150 prepared dc-motors, 270kg wood, 210m string wire
The sounds of 150 mechanical seesaws striking the floor of a former church in Austria reverberate around its nave in this installation by Swiss artist Zimoun (+ movie).Named after the materials used in its creation, Zimoun’s latest installation is titled: 150 prepared dc-motors, 270kg wood, 210m string wire.The artist used the wood to build 150 simple seesaws, made from long batons that pivot vertically on short upright lengths.Orientated in different directions, these are scattered around the nave and transepts of Klangraum Krems – a Gothic church converted into an events space in the Austrian town of Krems an der Donau.Each seesaw incorporates a motor that powers a thin metal arm, which is attached to one end of the rocking wooden element by piece of wire.When the motor is activated the arm flicks back, pulling the string taught and causing the end of the wood to strike the ground.“Over a simple mechanical system the wooden laths are set in motion and randomly falling back to the floor,” said Zimoun.

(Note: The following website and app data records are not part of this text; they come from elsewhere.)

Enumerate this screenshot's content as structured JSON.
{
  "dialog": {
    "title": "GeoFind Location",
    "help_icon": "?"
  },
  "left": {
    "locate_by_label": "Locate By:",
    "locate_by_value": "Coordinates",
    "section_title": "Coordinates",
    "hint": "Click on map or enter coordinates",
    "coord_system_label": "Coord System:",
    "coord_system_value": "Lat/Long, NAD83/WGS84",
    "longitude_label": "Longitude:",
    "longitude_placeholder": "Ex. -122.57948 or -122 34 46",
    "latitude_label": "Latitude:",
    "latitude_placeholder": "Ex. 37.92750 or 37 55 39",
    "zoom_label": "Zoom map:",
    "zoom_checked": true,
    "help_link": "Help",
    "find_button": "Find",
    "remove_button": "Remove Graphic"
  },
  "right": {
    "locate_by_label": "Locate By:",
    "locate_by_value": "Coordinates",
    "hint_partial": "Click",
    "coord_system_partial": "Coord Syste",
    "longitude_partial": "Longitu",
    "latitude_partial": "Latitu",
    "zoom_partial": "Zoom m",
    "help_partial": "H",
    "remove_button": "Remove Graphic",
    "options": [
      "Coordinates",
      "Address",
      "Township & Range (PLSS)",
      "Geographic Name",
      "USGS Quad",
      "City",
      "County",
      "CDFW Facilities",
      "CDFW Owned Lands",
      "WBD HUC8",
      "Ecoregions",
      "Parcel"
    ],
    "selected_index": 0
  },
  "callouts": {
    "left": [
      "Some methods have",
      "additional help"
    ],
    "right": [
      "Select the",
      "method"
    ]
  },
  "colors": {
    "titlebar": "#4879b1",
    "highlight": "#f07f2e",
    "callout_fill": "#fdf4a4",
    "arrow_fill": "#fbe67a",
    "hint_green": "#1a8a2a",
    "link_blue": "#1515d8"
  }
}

After his PhD, the world of the “dot-com” internet boom was more appealing than academia, so Tom became a web developer specializing in e-commerce content management systems. For the past ten years Tom has worked at a variety of agencies in Scotland and now currently works at Glasgow based 55 Degrees, which specializes in interactive museum exhibits and video production. Tom considers himself to be a ‘creative coder,’ a techie who also has an appreciation for the aesthetics. His site, subblue.com, is where he writes programs and plugins exploring mathematical and generative graphics. Where possible, these experiments are interactive and have the source-code available for download. The exposure of his site and the Photoshop and After Effects plugins he has released have resulted in the creation of book covers, music videos, and stage visuals.
The more we look, the more we see, the more we see the more we look. “Elucidating feedback” is a brain-controlled installation about the creativity inherent in the act of observation. The more attention that is paid to the installation, the more order is reflected in the video and audio. The idea is that we create the finer details of our experience through the act of being attentive. The more we observe our environment, the more we discover, and the result of this active process is the creation of the rich details of our experience. The project uses neuro feedback supplied through interaction between the user and a BCI (brain-computer interface) device. The mindset (the BCI device) reads your brainwaves and this alters how the installation creates form from static. The more attention is paid, the more pattern is formed; as less attention is paid, the pattern breaks back into static. This is intended to form a feedback loop between the user’s attention and the subject of their attention (the projected patterns). The audio-visual aspect of the installation produces pattern, order and detail in direct proportion to the attention that the user is currently paying. If the user is in a state where the mind is freely wandering and not focused on any one thing, the patterns decay into static, bringing the installation back to a state of stasis.